Disney held its last quarterly earnings call of the year yesterday, and it used the opportunity to unveil some updates for the future of the Star Wars franchise and its streaming service, Disney +. Disney CEO Bob Iger says that following The Rise of Skywalker‘s release in December, the film franchise will go on hiatus, but that the company has additional TV shows in development.
During the Q&A portion of the call, Morgan Stanley analyst Ben Swinburne (about the 22:00 mark) asked Iger about the future of Disney’s biggest franchises. “When we think about those two businesses, Marvel and Star Wars,” Iger answered. “We think about them as more than just films and film franchises. We look at them across multiple businesses and with different basically creative strategies in mind.”

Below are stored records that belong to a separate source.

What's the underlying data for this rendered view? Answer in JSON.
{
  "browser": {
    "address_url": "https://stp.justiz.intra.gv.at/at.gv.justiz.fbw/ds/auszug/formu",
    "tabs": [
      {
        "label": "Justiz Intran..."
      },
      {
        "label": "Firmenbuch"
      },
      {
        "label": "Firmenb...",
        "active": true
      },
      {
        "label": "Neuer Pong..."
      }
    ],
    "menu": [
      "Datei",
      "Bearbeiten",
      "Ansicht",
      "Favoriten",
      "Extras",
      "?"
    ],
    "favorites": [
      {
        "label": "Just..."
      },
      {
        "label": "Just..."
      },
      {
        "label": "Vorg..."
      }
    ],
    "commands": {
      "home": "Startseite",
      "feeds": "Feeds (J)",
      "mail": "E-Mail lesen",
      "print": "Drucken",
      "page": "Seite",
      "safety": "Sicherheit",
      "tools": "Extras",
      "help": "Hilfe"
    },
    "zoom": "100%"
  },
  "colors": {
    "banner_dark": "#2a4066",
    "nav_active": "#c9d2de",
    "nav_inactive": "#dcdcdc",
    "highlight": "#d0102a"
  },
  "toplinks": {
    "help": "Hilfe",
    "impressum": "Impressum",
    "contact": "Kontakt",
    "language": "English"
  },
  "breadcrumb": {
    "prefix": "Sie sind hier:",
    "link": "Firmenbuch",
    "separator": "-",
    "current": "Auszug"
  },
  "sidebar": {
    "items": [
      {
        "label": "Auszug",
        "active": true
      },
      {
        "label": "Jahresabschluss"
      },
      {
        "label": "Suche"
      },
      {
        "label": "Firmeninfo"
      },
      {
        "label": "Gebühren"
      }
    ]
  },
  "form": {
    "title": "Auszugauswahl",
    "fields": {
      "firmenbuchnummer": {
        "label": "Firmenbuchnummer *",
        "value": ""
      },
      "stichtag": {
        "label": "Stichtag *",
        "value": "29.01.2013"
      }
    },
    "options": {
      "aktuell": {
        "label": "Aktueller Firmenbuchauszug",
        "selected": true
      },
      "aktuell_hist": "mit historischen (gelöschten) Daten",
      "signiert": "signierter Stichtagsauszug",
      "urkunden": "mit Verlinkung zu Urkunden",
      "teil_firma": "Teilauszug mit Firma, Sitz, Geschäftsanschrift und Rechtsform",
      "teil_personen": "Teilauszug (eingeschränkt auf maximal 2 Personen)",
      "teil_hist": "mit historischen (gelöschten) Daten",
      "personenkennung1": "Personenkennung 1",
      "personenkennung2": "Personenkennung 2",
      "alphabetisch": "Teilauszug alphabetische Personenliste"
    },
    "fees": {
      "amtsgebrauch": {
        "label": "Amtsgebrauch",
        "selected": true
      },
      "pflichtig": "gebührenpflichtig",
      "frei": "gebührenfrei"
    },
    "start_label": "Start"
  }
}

“As a for instance, in both cases, while there will continue to be films either in development or in production, there’s a lot of activity on the television front. Star Wars has three television series; they’re in varying stages of production, and there are more in development for Disney +.”
On The Mandalorian front, Iger reported in his opening remarks that they were pleased with the initial reactions from critics who saw “a significant portion” of the first episode of the series, and the general buzz that the show’s been getting from fans ahead of its launch.
On the movie front, Iger says that fans will have to wait for a few years before Star Wars comes back to theaters. “While in the Star Wars case, Star Wars 9, which comes out this December, will be the last Skywalker Saga, and we’ll go into a hiatus for a few years before the next Star Wars feature. There’ll be a lot of creative activity in the interim.” When it comes to Marvel, he pointed to the number of projects that have already been announced, and that they’re eyeing projects like The Eternals as jumping off points for developing those characters further.
That squares with what Iger has said over the last couple of years: that during their first slate of Star Wars films, the company probably did too much, too soon. The box office returns for Solo and Rogue One were respectable, but they didn’t reach the heights that the Skywalker saga films reached.
Undoubtably, that hiatus is also due in part to the departure of David Benioff and D.B. Weiss, who had been working on a trilogy project that would have explored the origins of the Jedi knights. Their films were set to hit theaters in 2022, 2024, and 2026. Lucasfilm is in the midst of developing other projects — The Last Jedi director Rian Johnson has a trilogy in the works, while Marvel chief Kevin Feige also has a project in development. But it seems that those projects aren’t in a place where they can be put onto a schedule.
Plus, Disney is putting a lot of emphasis on Disney +, and it seems likely that Lucasfilm is devoting quite a bit of energy into what comes after the three announced TV shows (The Mandalorian, a Rogue One prequel, and an Obi-Wan Kenobi series). The streaming platform is a huge priority for the company, and should its live-action Star Wars show really drive subscriber numbers, I wouldn’t be surprised if that’s where the creative focus for the company remains.
Amongst its other announcements, Iger announced that Hulu will become the official home for all FX’s content, starting in March 2020. That includes shows like Archer, American Horror Story, Always Sunny in Philadelphia, Fargo, and others. The network will also begin to make some exclusive content for Hulu — which includes Alex Garland’s upcoming TV series, Devs. The company also reported that the streaming service will be available on Amazon’s devices, and that the streaming platform will start to roll out to European subscribers on March 31st.
Disney + launches next week, with a slew of original projects debuting along with the company’s massive catalog of existing films and TV shows.